◆ Task details ◆
Return all lines in the data where the string "Component" can be found.

Data extracted from a collection
§ §

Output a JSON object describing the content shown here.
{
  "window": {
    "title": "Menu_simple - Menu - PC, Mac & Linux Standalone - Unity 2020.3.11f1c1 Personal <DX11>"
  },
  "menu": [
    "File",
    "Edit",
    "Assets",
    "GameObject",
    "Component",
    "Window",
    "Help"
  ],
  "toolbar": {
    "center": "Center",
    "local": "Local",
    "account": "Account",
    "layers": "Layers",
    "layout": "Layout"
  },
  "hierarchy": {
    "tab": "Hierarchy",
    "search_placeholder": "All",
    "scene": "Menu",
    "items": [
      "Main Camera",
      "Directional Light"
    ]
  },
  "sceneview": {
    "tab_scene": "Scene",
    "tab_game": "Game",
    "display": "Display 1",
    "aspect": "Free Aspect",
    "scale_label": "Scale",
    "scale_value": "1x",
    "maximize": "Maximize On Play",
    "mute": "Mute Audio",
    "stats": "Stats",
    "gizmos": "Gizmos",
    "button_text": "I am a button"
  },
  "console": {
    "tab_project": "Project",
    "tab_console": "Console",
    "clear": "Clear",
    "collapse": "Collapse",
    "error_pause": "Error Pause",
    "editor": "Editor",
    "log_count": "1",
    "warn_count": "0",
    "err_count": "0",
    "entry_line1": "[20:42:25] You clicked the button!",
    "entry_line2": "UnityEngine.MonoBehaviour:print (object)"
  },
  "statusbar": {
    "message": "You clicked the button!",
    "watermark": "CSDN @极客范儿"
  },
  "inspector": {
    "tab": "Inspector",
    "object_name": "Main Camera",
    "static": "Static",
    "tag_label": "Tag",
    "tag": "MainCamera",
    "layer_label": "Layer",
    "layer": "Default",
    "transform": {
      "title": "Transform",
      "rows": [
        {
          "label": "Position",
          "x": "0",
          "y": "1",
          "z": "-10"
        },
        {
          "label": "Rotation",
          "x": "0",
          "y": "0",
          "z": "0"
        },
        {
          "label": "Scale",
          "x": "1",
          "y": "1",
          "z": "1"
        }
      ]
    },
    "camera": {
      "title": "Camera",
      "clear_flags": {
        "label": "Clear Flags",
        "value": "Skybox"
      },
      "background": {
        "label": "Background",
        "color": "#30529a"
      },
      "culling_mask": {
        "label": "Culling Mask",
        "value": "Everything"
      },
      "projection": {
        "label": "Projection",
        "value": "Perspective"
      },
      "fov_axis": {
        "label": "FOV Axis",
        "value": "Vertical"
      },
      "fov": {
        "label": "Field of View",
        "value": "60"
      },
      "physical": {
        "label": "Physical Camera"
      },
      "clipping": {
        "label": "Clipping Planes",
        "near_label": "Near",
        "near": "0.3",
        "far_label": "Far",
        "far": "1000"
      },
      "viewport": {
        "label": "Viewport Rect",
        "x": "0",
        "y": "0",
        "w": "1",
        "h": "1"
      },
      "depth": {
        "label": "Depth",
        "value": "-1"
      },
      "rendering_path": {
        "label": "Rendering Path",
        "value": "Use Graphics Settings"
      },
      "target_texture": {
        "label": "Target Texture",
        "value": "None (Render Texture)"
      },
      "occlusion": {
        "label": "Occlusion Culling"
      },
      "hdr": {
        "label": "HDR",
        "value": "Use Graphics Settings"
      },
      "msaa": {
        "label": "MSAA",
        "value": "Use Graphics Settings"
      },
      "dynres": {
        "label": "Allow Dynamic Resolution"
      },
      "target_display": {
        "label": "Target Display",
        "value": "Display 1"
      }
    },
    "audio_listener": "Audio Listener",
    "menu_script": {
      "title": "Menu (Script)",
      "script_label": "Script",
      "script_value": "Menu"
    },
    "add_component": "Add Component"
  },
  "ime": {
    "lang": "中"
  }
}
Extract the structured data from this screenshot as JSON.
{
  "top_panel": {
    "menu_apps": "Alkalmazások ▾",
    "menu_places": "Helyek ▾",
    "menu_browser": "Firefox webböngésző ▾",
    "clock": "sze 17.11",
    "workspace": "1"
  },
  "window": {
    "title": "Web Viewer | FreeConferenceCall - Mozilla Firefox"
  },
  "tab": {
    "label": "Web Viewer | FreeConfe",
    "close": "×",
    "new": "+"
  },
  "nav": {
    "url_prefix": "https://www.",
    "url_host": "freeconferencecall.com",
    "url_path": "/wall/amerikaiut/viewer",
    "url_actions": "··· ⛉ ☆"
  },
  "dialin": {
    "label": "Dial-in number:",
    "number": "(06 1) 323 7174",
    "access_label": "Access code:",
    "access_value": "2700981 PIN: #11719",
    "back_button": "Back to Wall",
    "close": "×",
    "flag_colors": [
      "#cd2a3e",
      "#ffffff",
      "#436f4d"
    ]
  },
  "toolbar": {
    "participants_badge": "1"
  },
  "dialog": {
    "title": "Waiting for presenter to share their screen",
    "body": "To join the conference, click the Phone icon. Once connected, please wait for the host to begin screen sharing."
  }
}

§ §

◆ Output for this task ◆
    "Component",
    "add_component": "Add Component"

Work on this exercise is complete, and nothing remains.